** Opening Information provided block **

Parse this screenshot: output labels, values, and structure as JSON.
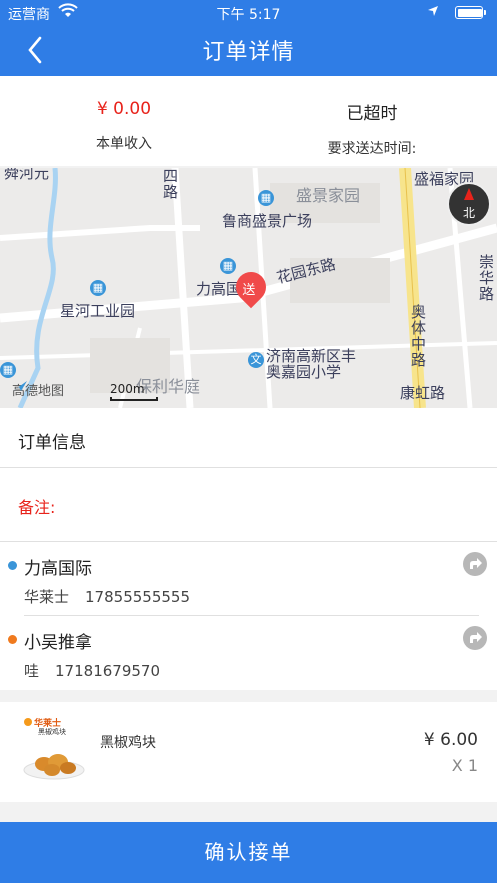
{
  "status_bar": {
    "carrier": "运营商",
    "time": "下午 5:17",
    "battery_level": 0.95
  },
  "nav": {
    "title": "订单详情",
    "back_icon": "chevron-left-icon"
  },
  "summary": {
    "income_value": "¥ 0.00",
    "income_label": "本单收入",
    "status_value": "已超时",
    "deadline_label": "要求送达时间:"
  },
  "map": {
    "labels": {
      "shengjing": "盛景家园",
      "shengfu": "盛福家园",
      "lushang": "鲁商盛景广场",
      "ligao": "力高国际",
      "huayuan": "花园东路",
      "xinghe": "星河工业园",
      "jinan": "济南高新区丰",
      "aojia": "奥嘉园小学",
      "baoli": "保利华庭",
      "aoti": "奥体中路",
      "kanghong": "康虹路",
      "chonghua": "崇华路",
      "si_road": "四路",
      "top_left": "舜河元"
    },
    "pin_label": "送",
    "compass_label": "北",
    "logo": "高德地图",
    "scale": "200m",
    "colors": {
      "land": "#ecebea",
      "road": "#ffffff",
      "river": "#a9d3f2",
      "main_road": "#f7e48c"
    }
  },
  "order_info": {
    "title": "订单信息",
    "remark_label": "备注:"
  },
  "pickup": {
    "name": "力高国际",
    "contact_name": "华莱士",
    "phone": "17855555555",
    "dot_color": "#3a95d8"
  },
  "dropoff": {
    "name": "小吴推拿",
    "contact_name": "哇",
    "phone": "17181679570",
    "dot_color": "#f07a1e"
  },
  "goods": {
    "brand": "华莱士",
    "item": "黑椒鸡块",
    "thumb_caption": "黑椒鸡块",
    "price": "¥ 6.00",
    "quantity": "X 1"
  },
  "confirm_label": "确认接单"
}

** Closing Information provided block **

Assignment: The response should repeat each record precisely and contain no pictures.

Solution for this task:
Parse this screenshot: output labels, values, and structure as JSON.
{
  "status_bar": {
    "carrier": "运营商",
    "time": "下午 5:17",
    "battery_level": 0.95
  },
  "nav": {
    "title": "订单详情",
    "back_icon": "chevron-left-icon"
  },
  "summary": {
    "income_value": "¥ 0.00",
    "income_label": "本单收入",
    "status_value": "已超时",
    "deadline_label": "要求送达时间:"
  },
  "map": {
    "labels": {
      "shengjing": "盛景家园",
      "shengfu": "盛福家园",
      "lushang": "鲁商盛景广场",
      "ligao": "力高国际",
      "huayuan": "花园东路",
      "xinghe": "星河工业园",
      "jinan": "济南高新区丰",
      "aojia": "奥嘉园小学",
      "baoli": "保利华庭",
      "aoti": "奥体中路",
      "kanghong": "康虹路",
      "chonghua": "崇华路",
      "si_road": "四路",
      "top_left": "舜河元"
    },
    "pin_label": "送",
    "compass_label": "北",
    "logo": "高德地图",
    "scale": "200m",
    "colors": {
      "land": "#ecebea",
      "road": "#ffffff",
      "river": "#a9d3f2",
      "main_road": "#f7e48c"
    }
  },
  "order_info": {
    "title": "订单信息",
    "remark_label": "备注:"
  },
  "pickup": {
    "name": "力高国际",
    "contact_name": "华莱士",
    "phone": "17855555555",
    "dot_color": "#3a95d8"
  },
  "dropoff": {
    "name": "小吴推拿",
    "contact_name": "哇",
    "phone": "17181679570",
    "dot_color": "#f07a1e"
  },
  "goods": {
    "brand": "华莱士",
    "item": "黑椒鸡块",
    "thumb_caption": "黑椒鸡块",
    "price": "¥ 6.00",
    "quantity": "X 1"
  },
  "confirm_label": "确认接单"
}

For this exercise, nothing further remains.